This Jonang renaissance spirit carried on through Kunga Dolchok’s reincarnation Jetsun Taranatha (1575-1635). As the 16th lineage-holder in the Jonang line of succession from the time of Kunpang Tukje Tsondru, Taranatha constructed Takten Damcho Ling Monastery, and played an enormous role in the religious life of 17th century Tibet. Known for his historical works on Buddhism, Jetsun Taranatha was a foremost expert on the tantras of the Sarma or new translation period. He compiled and arranged the Kalachakra Tantra as well as other main tantras into easily accessible practice manuals and composed some of the most lucid expositions on the 6-fold Vajrayoga (“six yogas”) or completion stage practices of the Kalachakra.

The Living Tradition

After the passing away of Jetsun Taranatha in the mid-17th century, the Jonangpa became a target for political and territorial power-struggles in U-Tsang, Central Tibet. With surmounting factional rivalries and divided allegiances amongst Jonang and Geluk patrons and the Mongol Army’s solidifying of Geluk power, Jonang political and territorial influence began to wane. As Mongol military might enthroned and endorsed the 5th Dalai Lama (1617-1682), and the Geluk political administration ruled, the Jonang were forced out of Central Tibet.

In the year 1650, the 5th Dalai Lama sealed and banned the study of zhentong, prohibiting the printing of Jonang zhentong texts throughout Tibet. Then in 1658, the 5th Dalai Lama forcibly converted Jonang Takten Damcho Ling (Phuntsok Choling) Monastery into a Geluk Monastery — officially initiating the demise of the Jonangpa in U-Tsang.

Although the sphere of Geluk political and military influence reached to the borders of Central Tibet, it did not penetrate the far northeastern domain of Amdo, Tibet. Here, in the remote valleys and vast countrysides of the Dzamthang, Golok and Ngawa regions, the Jonangpa took refuge and made their home.

Beginning in the year 1425 with the establishment of Choje Monastery by Chogle Namgyal’s disciple Ratnashri (1350-1435), the Jonangpa have lived in the Dzamthang and surrounding counties of Amdo. Under the imperial patronage of the Ming Court of China, the Jonangpa were able to thrive. In fact, by the mid-16th century, the Jonangpa had consolidated their monastic complexes within the Dzamthang area in Amdo to the extent that they were the local imperial regents. This is where the Jonangpa later gathered during their 17th century Geluk persecution.

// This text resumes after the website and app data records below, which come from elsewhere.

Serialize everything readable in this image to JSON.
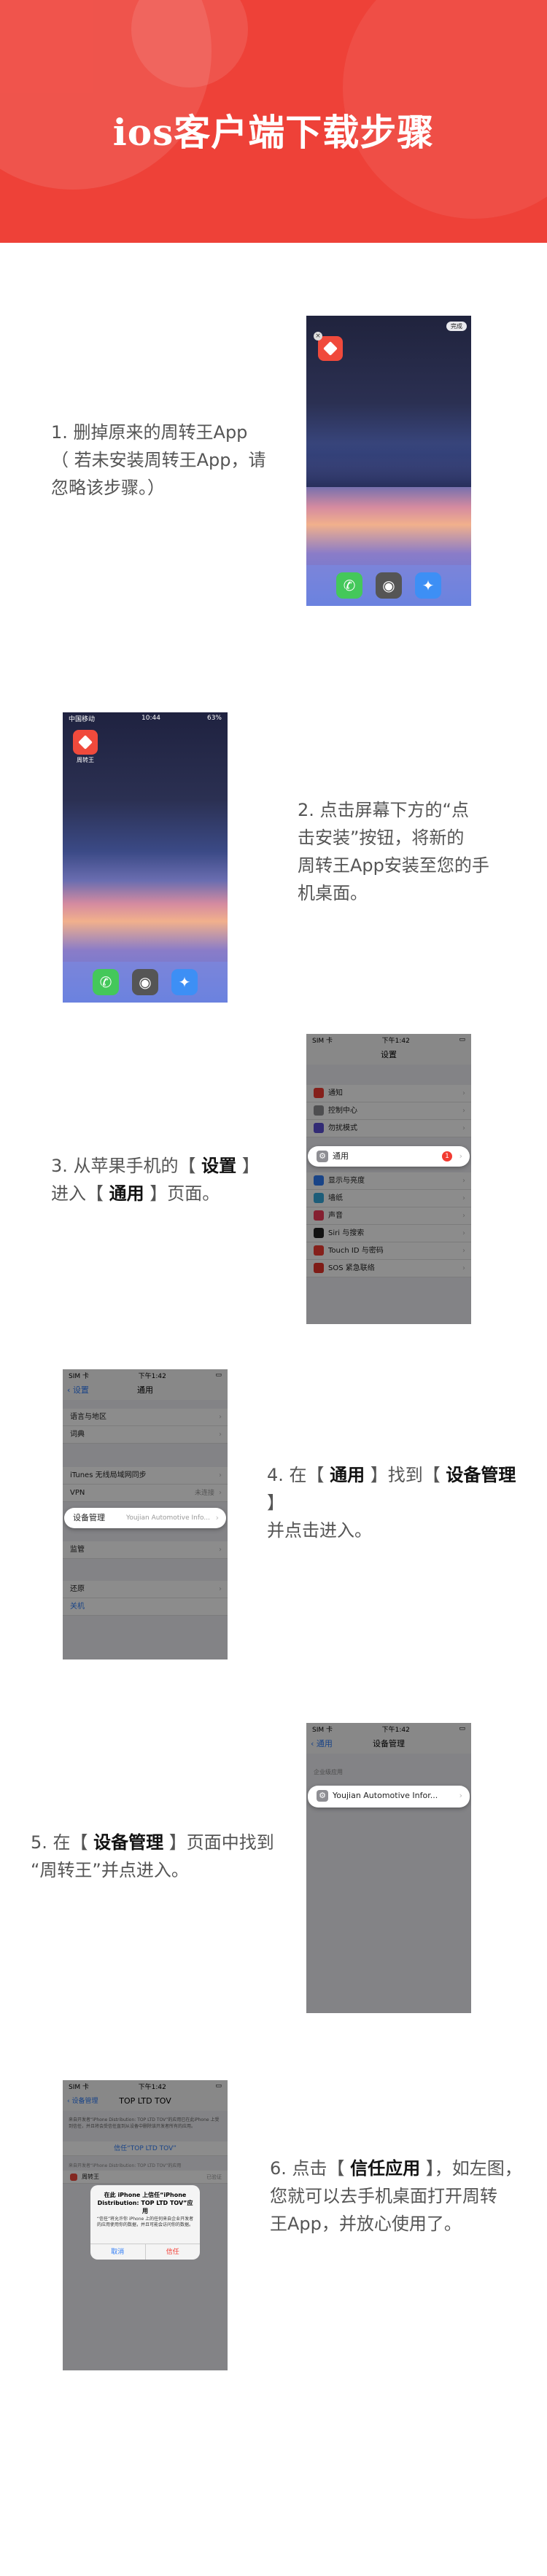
{
  "header": {
    "title": "ios客户端下载步骤"
  },
  "steps": [
    {
      "lines": [
        "1. 删掉原来的周转王App",
        "（ 若未安装周转王App，请",
        "忽略该步骤。）"
      ]
    },
    {
      "lines": [
        "2. 点击屏幕下方的“点",
        "击安装”按钮，将新的",
        "周转王App安装至您的手",
        "机桌面。"
      ]
    },
    {
      "pre": "3. 从苹果手机的【 ",
      "k1": "设置",
      "mid": " 】",
      "line2pre": "进入【 ",
      "k2": "通用",
      "line2post": " 】页面。"
    },
    {
      "pre": "4. 在【 ",
      "k1": "通用",
      "mid": " 】找到【 ",
      "k2": "设备管理",
      "post": " 】",
      "line2": "并点击进入。"
    },
    {
      "pre": "5. 在【 ",
      "k1": "设备管理",
      "mid": " 】页面中找到",
      "line2": "“周转王”并点进入。"
    },
    {
      "pre": "6. 点击【 ",
      "k1": "信任应用",
      "mid": " 】，如左图，",
      "line2": "您就可以去手机桌面打开周转",
      "line3": "王App，并放心使用了。"
    }
  ],
  "screens": {
    "home1": {
      "done": "完成"
    },
    "home2": {
      "time": "10:44",
      "carrier": "中国移动",
      "battery": "63%",
      "app_label": "周转王"
    },
    "settings": {
      "carrier": "SIM 卡",
      "time": "下午1:42",
      "title": "设置",
      "items": [
        "通知",
        "控制中心",
        "勿扰模式",
        "通用",
        "显示与亮度",
        "墙纸",
        "声音",
        "Siri 与搜索",
        "Touch ID 与密码",
        "SOS 紧急联络"
      ],
      "badge": "1"
    },
    "general": {
      "carrier": "SIM 卡",
      "time": "下午1:42",
      "back": "设置",
      "title": "通用",
      "items": [
        "语言与地区",
        "词典",
        "iTunes 无线局域网同步",
        "VPN",
        "设备管理",
        "监管",
        "还原",
        "关机"
      ],
      "vpn_value": "未连接",
      "device_value": "Youjian Automotive Info..."
    },
    "devmgmt": {
      "carrier": "SIM 卡",
      "time": "下午1:42",
      "back": "通用",
      "title": "设备管理",
      "section": "企业级应用",
      "item": "Youjian Automotive Infor..."
    },
    "trust": {
      "carrier": "SIM 卡",
      "time": "下午1:42",
      "back": "设备管理",
      "title": "TOP LTD TOV",
      "desc": "来自开发者“iPhone Distribution: TOP LTD TOV”的应用已在此iPhone 上受到信任，并且将会受信任直到从设备中删除该开发者所有的应用。",
      "trust_link": "信任“TOP LTD TOV”",
      "section2": "来自开发者“iPhone Distribution: TOP LTD TOV”的应用",
      "app_name": "周转王",
      "alert_title": "在此 iPhone 上信任“iPhone Distribution: TOP LTD TOV”应用",
      "alert_body": "“信任”将允许你 iPhone 上的任何来自企业开发者的应用使用你的数据，并且可能会访问你的数据。",
      "cancel": "取消",
      "ok": "信任",
      "verify": "已验证"
    }
  },
  "colors": {
    "brand": "#ee4138",
    "ios_blue": "#2f7cf6"
  }
}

Surviving outside the range of Geluk influence, the Jonangpa have been building monasteries and transmitting their vital teachings on zhentong and the Kalachakra Tantra ever since.

With the late 19th century luminaries such as Jamgon Kongtrul (1813-1899) and Jamyang Khyentse Wangpo (1820-1892), the Rime or eclectic movement was born in Kham, Eastern Tibet. Sparked by the writings and compilations of these figures, including Kongtrul’s Five Treasures, there was the occasion for a re-kindling of interest in the Jonang tradition and zhentong literature. Inspiring many of the great masters from Kham at this time such as Dza Patrul Rinpoche and Jamgon Mipham, the Jonang Kalachakra completion phase practices and distinctive zhentong view gained attention from other traditions as well. Meanwhile this period continued to produce some of the greatest masters of contemporary Jonang thought up through the late 20th century, including Bamda Geleg (1844-1904) and Khenpo Ngawang Lodro Drakpa (1920-1975).

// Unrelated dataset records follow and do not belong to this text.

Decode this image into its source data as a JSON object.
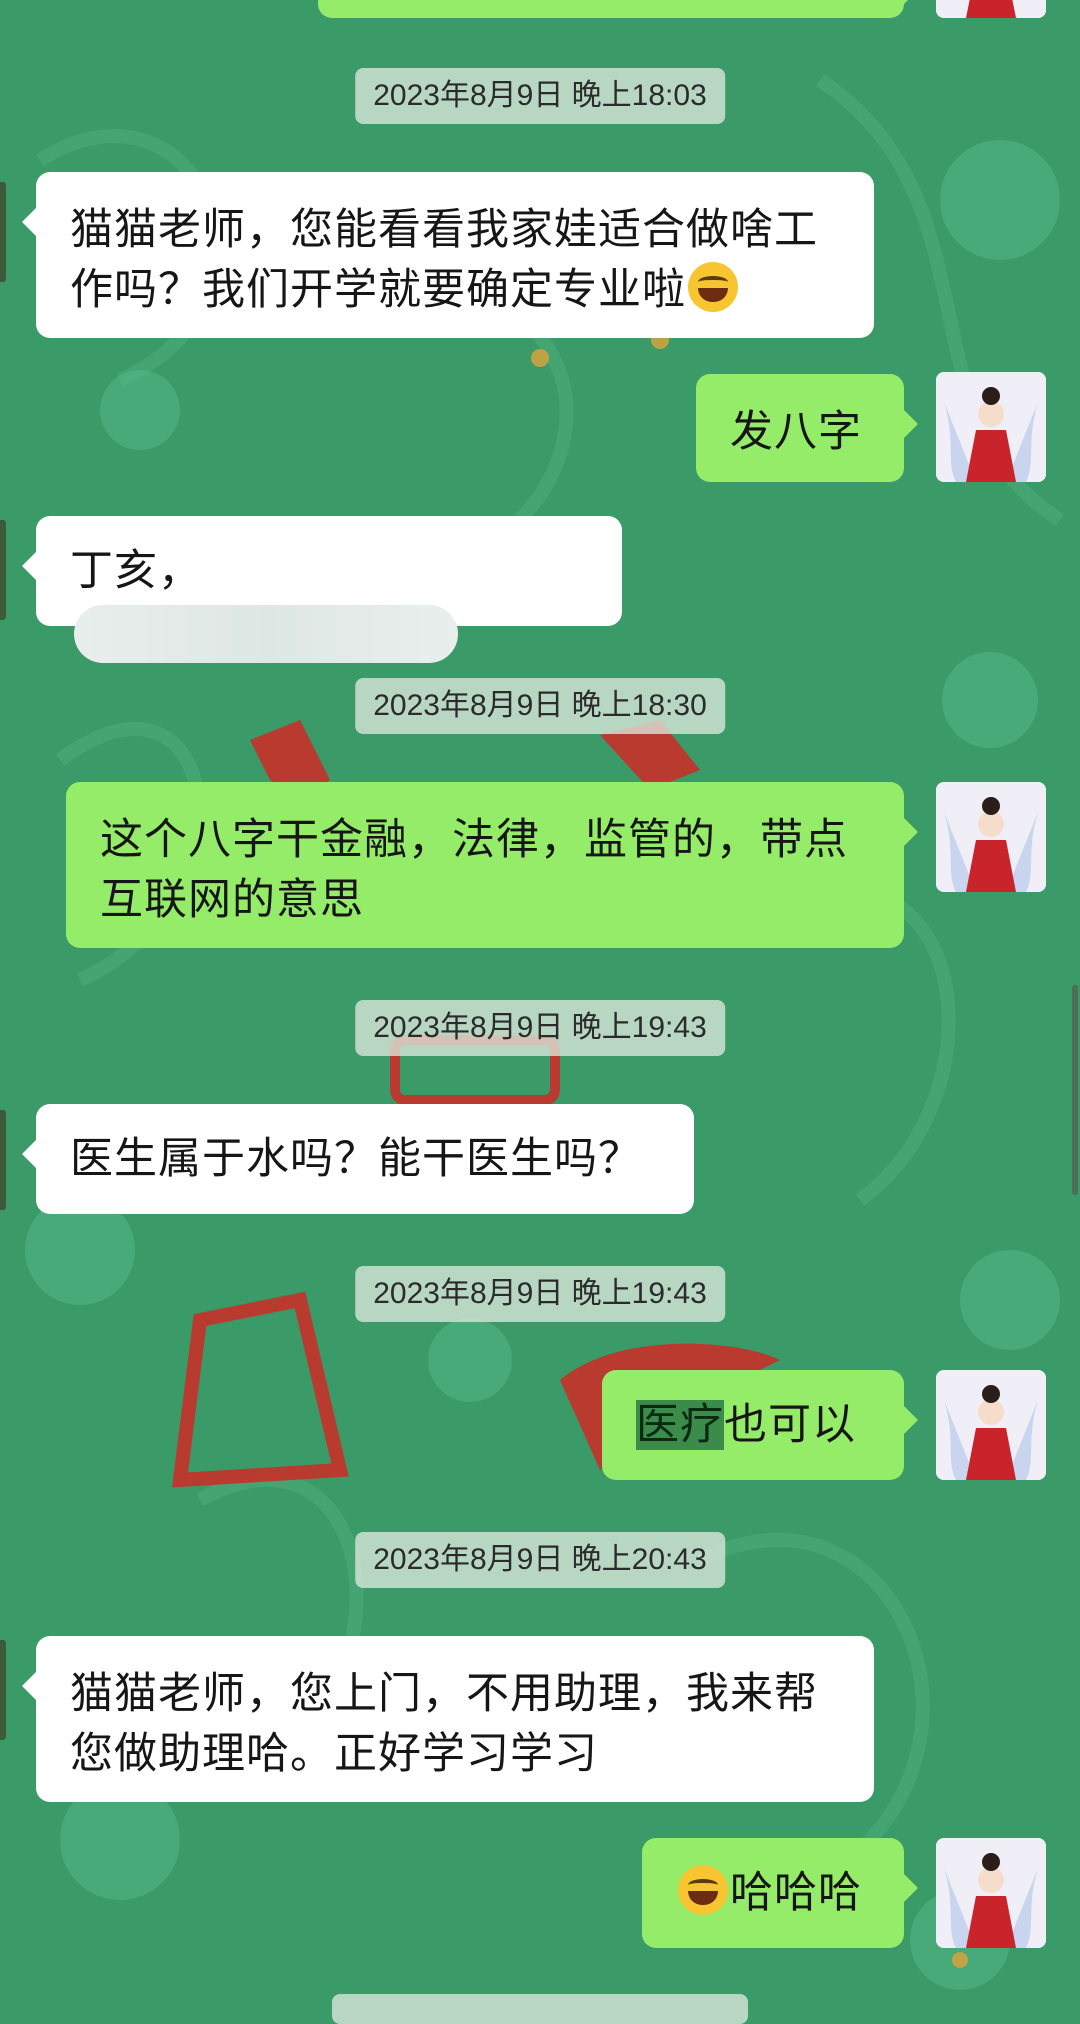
{
  "messages": [
    {
      "type": "timestamp",
      "text": "2023年8月9日 晚上18:03"
    },
    {
      "type": "incoming",
      "text": "猫猫老师，您能看看我家娃适合做啥工作吗？我们开学就要确定专业啦",
      "emoji": "grinning-squinting-face"
    },
    {
      "type": "outgoing",
      "text": "发八字"
    },
    {
      "type": "incoming",
      "text": "丁亥，",
      "redacted": true
    },
    {
      "type": "timestamp",
      "text": "2023年8月9日 晚上18:30"
    },
    {
      "type": "outgoing",
      "text": "这个八字干金融，法律，监管的，带点互联网的意思"
    },
    {
      "type": "timestamp",
      "text": "2023年8月9日 晚上19:43"
    },
    {
      "type": "incoming",
      "text": "医生属于水吗？能干医生吗？"
    },
    {
      "type": "timestamp",
      "text": "2023年8月9日 晚上19:43"
    },
    {
      "type": "outgoing",
      "highlight": "医疗",
      "text": "也可以"
    },
    {
      "type": "timestamp",
      "text": "2023年8月9日 晚上20:43"
    },
    {
      "type": "incoming",
      "text": "猫猫老师，您上门，不用助理，我来帮您做助理哈。正好学习学习"
    },
    {
      "type": "outgoing",
      "text": "哈哈哈",
      "emoji": "tears-of-joy-face"
    }
  ],
  "colors": {
    "background": "#3a9a68",
    "incoming_bubble": "#ffffff",
    "outgoing_bubble": "#95ec69",
    "timestamp_bg": "#dce8dc"
  }
}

In the 1960’s, many of the great living exemplars of the Jonang were forced out of their monasteries, and they fled into the countryside of Amdo where they wandered as nomads or took shelter in caves as yogis. Over the next two decades, the Jonangpa lived without homes in their homeland, gathering during the summer for their annual rains-retreat in order to continue to transmit their lineage. After the Cultural Revolution in 1976, the Jonangpa began returning to their monasteries where they have been rebuilding monasteries and reviving their unique spiritual tradition up to today.